Furthermore, the rising cost of building materials may affect the output of the players in the real estate and housing business. This may lead to job cuts and layoffs as the out of the industry falls.
Mr. Simon Mensah, a mason in an interview said it was not his wish to increase his daily work rate to GHc100.00, but had to do so to make ends meet.
“We travel to far places to work and due to increase in the price of transport fares, if we don’t charge GHc100.00 by day, you will come home with nothing,” he said.
He said some clients they were working for had suspended their projects due to the high cost of building materials.
In an interview with the Executive Secretary of Ghana Real Estate Developers Association (GREDA), Mr Samuel Amegayibor, he said the rising cost of building materials was serious concern to players in housing and building or construction.
“In January, 2021, the price of iron rod was increased by 40 per cent and recently also hiked by 10 per cent,” he said.
“From January to date, there have almost 50 per cent increase in the price of building materials such as iron rods and this is a big blow to players in the housing construction industry,” he said.
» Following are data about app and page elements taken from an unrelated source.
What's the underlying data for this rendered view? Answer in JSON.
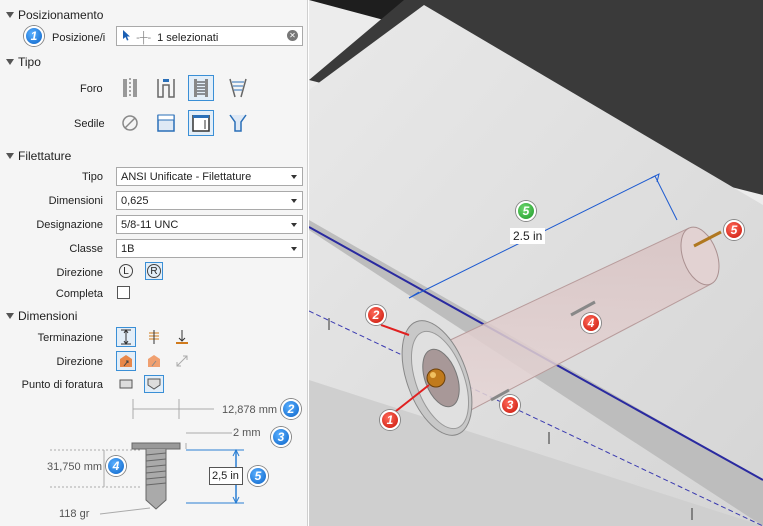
{
  "panel": {
    "positioning": {
      "title": "Posizionamento",
      "positions_label": "Posizione/i",
      "selection_value": "1 selezionati",
      "badge": "1"
    },
    "type": {
      "title": "Tipo",
      "hole_label": "Foro",
      "seat_label": "Sedile"
    },
    "threads": {
      "title": "Filettature",
      "type_label": "Tipo",
      "type_value": "ANSI Unificate - Filettature",
      "size_label": "Dimensioni",
      "size_value": "0,625",
      "designation_label": "Designazione",
      "designation_value": "5/8-11 UNC",
      "class_label": "Classe",
      "class_value": "1B",
      "direction_label": "Direzione",
      "direction_left": "L",
      "direction_right": "R",
      "full_label": "Completa",
      "full_checked": false
    },
    "dimensions": {
      "title": "Dimensioni",
      "termination_label": "Terminazione",
      "direction_label": "Direzione",
      "drill_point_label": "Punto di foratura",
      "diagram": {
        "top_dim": "12,878 mm",
        "top_badge": "2",
        "offset_dim": "2 mm",
        "offset_badge": "3",
        "thread_dim": "31,750 mm",
        "thread_badge": "4",
        "depth_value": "2,5 in",
        "depth_badge": "5",
        "angle": "118 gr"
      }
    }
  },
  "viewport": {
    "dimension_label": "2.5 in",
    "badges": {
      "green": "5",
      "r1": "1",
      "r2": "2",
      "r3": "3",
      "r4": "4",
      "r5": "5"
    }
  }
}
Asked what could be the reasons for the rising cost of building materials, Mr Amegayibor said due to COVID-19, “sources of production of the building materials are not able to produce.”
According to him, the bulk of building materials was imported because local production could not meet the demand of the market.
He said because of the high demand, producers of building materials abroad, had taken advantage of the situation to increase their prices.
Mr Amegayibor said the high cost of freight charged by shipping lines was also contributing to the high cost of building materials.
“The currency volatility, though not a major factor, is also influencing the prices of building materials since majority of building materials are imported,” he said.
Outlining the effect of the rising cost of building materials on the housing and construction industries, the Executive Secretary of GREDA, said the practice would “push the prices of houses to go up and affect the output of the players in the housing industry.”
“The rising cost of building materials will push housing production to come down,” he said, adding that “If I were producing 10 houses before COVID-19, now I have to reduce by two to be able to complete the remaining of the structures.”
Mr Amegayibor entreated the government to waive the taxes on building materials to help reduce their prices.
In addition, he said, strategies must be put in place to produce building materials locally.
“The IDIF initiative provides a fine opportunity for the country to start the process of manufacturing building materials locally to reduce importation,” Mr Amegayibor, said.
With the effects of the COVID-19 on the economy, businesses and individuals, still lingering on, the growing increase in the prices of building materials would be the last straw that broke the camel’s back.
Market forces are driven by profit and as a result will push all their cost on consumers.
Thus, it will be appropriate for the government to quickly intervene and put strategies in place to halt the rising prices of building materials to address the growing housing deficit.
The government alone cannot address the housing deficit and the private sector must be incentivised to help address the housing shortfall.
Writer’s email: email@example.com
By Kingsley Asare